WHAT TO WORK ON → Could you repeat the records below exactly as written?

* * * * *

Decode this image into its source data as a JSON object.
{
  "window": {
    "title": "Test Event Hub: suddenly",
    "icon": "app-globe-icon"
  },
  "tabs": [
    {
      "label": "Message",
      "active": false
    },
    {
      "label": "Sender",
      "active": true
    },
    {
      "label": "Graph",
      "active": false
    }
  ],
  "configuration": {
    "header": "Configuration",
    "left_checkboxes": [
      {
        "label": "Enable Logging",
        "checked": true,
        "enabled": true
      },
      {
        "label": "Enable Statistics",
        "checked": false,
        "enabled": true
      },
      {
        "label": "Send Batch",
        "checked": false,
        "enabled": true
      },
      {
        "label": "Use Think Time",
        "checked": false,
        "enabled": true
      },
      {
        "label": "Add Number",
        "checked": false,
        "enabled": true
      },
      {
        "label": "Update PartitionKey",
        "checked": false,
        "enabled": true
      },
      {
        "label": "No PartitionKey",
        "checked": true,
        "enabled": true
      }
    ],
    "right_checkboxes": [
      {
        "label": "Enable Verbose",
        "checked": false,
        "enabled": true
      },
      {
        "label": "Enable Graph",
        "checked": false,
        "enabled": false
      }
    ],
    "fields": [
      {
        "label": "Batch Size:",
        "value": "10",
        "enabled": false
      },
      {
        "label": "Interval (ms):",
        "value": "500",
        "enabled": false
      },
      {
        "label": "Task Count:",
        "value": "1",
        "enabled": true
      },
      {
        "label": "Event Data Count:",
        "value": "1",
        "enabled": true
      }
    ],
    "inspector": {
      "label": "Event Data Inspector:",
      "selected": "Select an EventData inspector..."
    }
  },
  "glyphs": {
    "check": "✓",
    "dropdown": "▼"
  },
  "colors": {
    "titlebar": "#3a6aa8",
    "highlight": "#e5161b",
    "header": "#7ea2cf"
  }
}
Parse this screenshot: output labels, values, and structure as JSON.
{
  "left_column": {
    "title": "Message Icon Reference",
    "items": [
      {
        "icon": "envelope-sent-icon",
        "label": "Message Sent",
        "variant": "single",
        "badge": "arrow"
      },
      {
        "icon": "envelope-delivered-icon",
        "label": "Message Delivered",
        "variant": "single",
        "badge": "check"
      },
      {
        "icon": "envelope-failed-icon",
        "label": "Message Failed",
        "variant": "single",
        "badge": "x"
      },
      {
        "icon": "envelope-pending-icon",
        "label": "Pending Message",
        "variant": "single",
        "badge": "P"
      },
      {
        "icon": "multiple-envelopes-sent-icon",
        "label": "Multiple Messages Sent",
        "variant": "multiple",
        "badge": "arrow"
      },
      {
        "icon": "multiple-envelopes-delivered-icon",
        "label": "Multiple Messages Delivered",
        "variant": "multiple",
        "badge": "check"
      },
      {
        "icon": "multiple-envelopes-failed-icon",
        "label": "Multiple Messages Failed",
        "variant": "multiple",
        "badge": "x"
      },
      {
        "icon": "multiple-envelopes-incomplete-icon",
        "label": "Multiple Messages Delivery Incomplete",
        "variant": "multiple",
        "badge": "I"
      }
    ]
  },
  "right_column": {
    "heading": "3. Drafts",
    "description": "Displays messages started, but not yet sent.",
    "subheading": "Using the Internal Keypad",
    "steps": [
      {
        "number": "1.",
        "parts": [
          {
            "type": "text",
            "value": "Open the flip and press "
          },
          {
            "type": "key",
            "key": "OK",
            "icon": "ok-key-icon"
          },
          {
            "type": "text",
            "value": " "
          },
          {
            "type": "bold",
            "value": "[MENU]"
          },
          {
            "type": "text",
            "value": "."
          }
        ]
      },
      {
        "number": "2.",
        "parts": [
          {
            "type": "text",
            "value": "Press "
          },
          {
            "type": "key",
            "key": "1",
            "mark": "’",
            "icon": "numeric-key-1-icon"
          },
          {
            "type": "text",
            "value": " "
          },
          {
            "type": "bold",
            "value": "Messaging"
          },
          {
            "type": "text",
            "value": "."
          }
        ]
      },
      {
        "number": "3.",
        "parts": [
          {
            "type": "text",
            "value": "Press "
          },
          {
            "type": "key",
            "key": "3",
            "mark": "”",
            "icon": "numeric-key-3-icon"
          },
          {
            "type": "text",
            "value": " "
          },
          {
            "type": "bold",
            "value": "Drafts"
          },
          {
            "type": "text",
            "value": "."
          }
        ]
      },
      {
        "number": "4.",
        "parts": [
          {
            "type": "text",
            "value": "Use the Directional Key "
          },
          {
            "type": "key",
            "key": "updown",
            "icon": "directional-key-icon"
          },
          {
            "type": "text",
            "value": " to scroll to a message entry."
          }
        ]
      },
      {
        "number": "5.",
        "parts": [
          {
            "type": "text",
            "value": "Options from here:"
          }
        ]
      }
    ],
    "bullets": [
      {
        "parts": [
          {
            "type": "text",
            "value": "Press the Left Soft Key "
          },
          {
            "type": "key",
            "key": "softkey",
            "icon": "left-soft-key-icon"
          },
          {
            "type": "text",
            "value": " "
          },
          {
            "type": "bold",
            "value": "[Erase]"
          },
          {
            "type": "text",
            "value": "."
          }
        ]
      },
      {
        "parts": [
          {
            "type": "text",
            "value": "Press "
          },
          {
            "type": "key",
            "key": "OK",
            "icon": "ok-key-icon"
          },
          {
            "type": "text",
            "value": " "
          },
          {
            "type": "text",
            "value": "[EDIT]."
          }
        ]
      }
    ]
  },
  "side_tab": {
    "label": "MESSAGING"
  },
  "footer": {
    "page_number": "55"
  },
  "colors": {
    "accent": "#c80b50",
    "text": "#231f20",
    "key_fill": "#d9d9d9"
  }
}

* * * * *

ANSWER →
Decode this image into its source data as a JSON object.
{
  "window": {
    "title": "Test Event Hub: suddenly",
    "icon": "app-globe-icon"
  },
  "tabs": [
    {
      "label": "Message",
      "active": false
    },
    {
      "label": "Sender",
      "active": true
    },
    {
      "label": "Graph",
      "active": false
    }
  ],
  "configuration": {
    "header": "Configuration",
    "left_checkboxes": [
      {
        "label": "Enable Logging",
        "checked": true,
        "enabled": true
      },
      {
        "label": "Enable Statistics",
        "checked": false,
        "enabled": true
      },
      {
        "label": "Send Batch",
        "checked": false,
        "enabled": true
      },
      {
        "label": "Use Think Time",
        "checked": false,
        "enabled": true
      },
      {
        "label": "Add Number",
        "checked": false,
        "enabled": true
      },
      {
        "label": "Update PartitionKey",
        "checked": false,
        "enabled": true
      },
      {
        "label": "No PartitionKey",
        "checked": true,
        "enabled": true
      }
    ],
    "right_checkboxes": [
      {
        "label": "Enable Verbose",
        "checked": false,
        "enabled": true
      },
      {
        "label": "Enable Graph",
        "checked": false,
        "enabled": false
      }
    ],
    "fields": [
      {
        "label": "Batch Size:",
        "value": "10",
        "enabled": false
      },
      {
        "label": "Interval (ms):",
        "value": "500",
        "enabled": false
      },
      {
        "label": "Task Count:",
        "value": "1",
        "enabled": true
      },
      {
        "label": "Event Data Count:",
        "value": "1",
        "enabled": true
      }
    ],
    "inspector": {
      "label": "Event Data Inspector:",
      "selected": "Select an EventData inspector..."
    }
  },
  "glyphs": {
    "check": "✓",
    "dropdown": "▼"
  },
  "colors": {
    "titlebar": "#3a6aa8",
    "highlight": "#e5161b",
    "header": "#7ea2cf"
  }
}
Parse this screenshot: output labels, values, and structure as JSON.
{
  "left_column": {
    "title": "Message Icon Reference",
    "items": [
      {
        "icon": "envelope-sent-icon",
        "label": "Message Sent",
        "variant": "single",
        "badge": "arrow"
      },
      {
        "icon": "envelope-delivered-icon",
        "label": "Message Delivered",
        "variant": "single",
        "badge": "check"
      },
      {
        "icon": "envelope-failed-icon",
        "label": "Message Failed",
        "variant": "single",
        "badge": "x"
      },
      {
        "icon": "envelope-pending-icon",
        "label": "Pending Message",
        "variant": "single",
        "badge": "P"
      },
      {
        "icon": "multiple-envelopes-sent-icon",
        "label": "Multiple Messages Sent",
        "variant": "multiple",
        "badge": "arrow"
      },
      {
        "icon": "multiple-envelopes-delivered-icon",
        "label": "Multiple Messages Delivered",
        "variant": "multiple",
        "badge": "check"
      },
      {
        "icon": "multiple-envelopes-failed-icon",
        "label": "Multiple Messages Failed",
        "variant": "multiple",
        "badge": "x"
      },
      {
        "icon": "multiple-envelopes-incomplete-icon",
        "label": "Multiple Messages Delivery Incomplete",
        "variant": "multiple",
        "badge": "I"
      }
    ]
  },
  "right_column": {
    "heading": "3. Drafts",
    "description": "Displays messages started, but not yet sent.",
    "subheading": "Using the Internal Keypad",
    "steps": [
      {
        "number": "1.",
        "parts": [
          {
            "type": "text",
            "value": "Open the flip and press "
          },
          {
            "type": "key",
            "key": "OK",
            "icon": "ok-key-icon"
          },
          {
            "type": "text",
            "value": " "
          },
          {
            "type": "bold",
            "value": "[MENU]"
          },
          {
            "type": "text",
            "value": "."
          }
        ]
      },
      {
        "number": "2.",
        "parts": [
          {
            "type": "text",
            "value": "Press "
          },
          {
            "type": "key",
            "key": "1",
            "mark": "’",
            "icon": "numeric-key-1-icon"
          },
          {
            "type": "text",
            "value": " "
          },
          {
            "type": "bold",
            "value": "Messaging"
          },
          {
            "type": "text",
            "value": "."
          }
        ]
      },
      {
        "number": "3.",
        "parts": [
          {
            "type": "text",
            "value": "Press "
          },
          {
            "type": "key",
            "key": "3",
            "mark": "”",
            "icon": "numeric-key-3-icon"
          },
          {
            "type": "text",
            "value": " "
          },
          {
            "type": "bold",
            "value": "Drafts"
          },
          {
            "type": "text",
            "value": "."
          }
        ]
      },
      {
        "number": "4.",
        "parts": [
          {
            "type": "text",
            "value": "Use the Directional Key "
          },
          {
            "type": "key",
            "key": "updown",
            "icon": "directional-key-icon"
          },
          {
            "type": "text",
            "value": " to scroll to a message entry."
          }
        ]
      },
      {
        "number": "5.",
        "parts": [
          {
            "type": "text",
            "value": "Options from here:"
          }
        ]
      }
    ],
    "bullets": [
      {
        "parts": [
          {
            "type": "text",
            "value": "Press the Left Soft Key "
          },
          {
            "type": "key",
            "key": "softkey",
            "icon": "left-soft-key-icon"
          },
          {
            "type": "text",
            "value": " "
          },
          {
            "type": "bold",
            "value": "[Erase]"
          },
          {
            "type": "text",
            "value": "."
          }
        ]
      },
      {
        "parts": [
          {
            "type": "text",
            "value": "Press "
          },
          {
            "type": "key",
            "key": "OK",
            "icon": "ok-key-icon"
          },
          {
            "type": "text",
            "value": " "
          },
          {
            "type": "text",
            "value": "[EDIT]."
          }
        ]
      }
    ]
  },
  "side_tab": {
    "label": "MESSAGING"
  },
  "footer": {
    "page_number": "55"
  },
  "colors": {
    "accent": "#c80b50",
    "text": "#231f20",
    "key_fill": "#d9d9d9"
  }
}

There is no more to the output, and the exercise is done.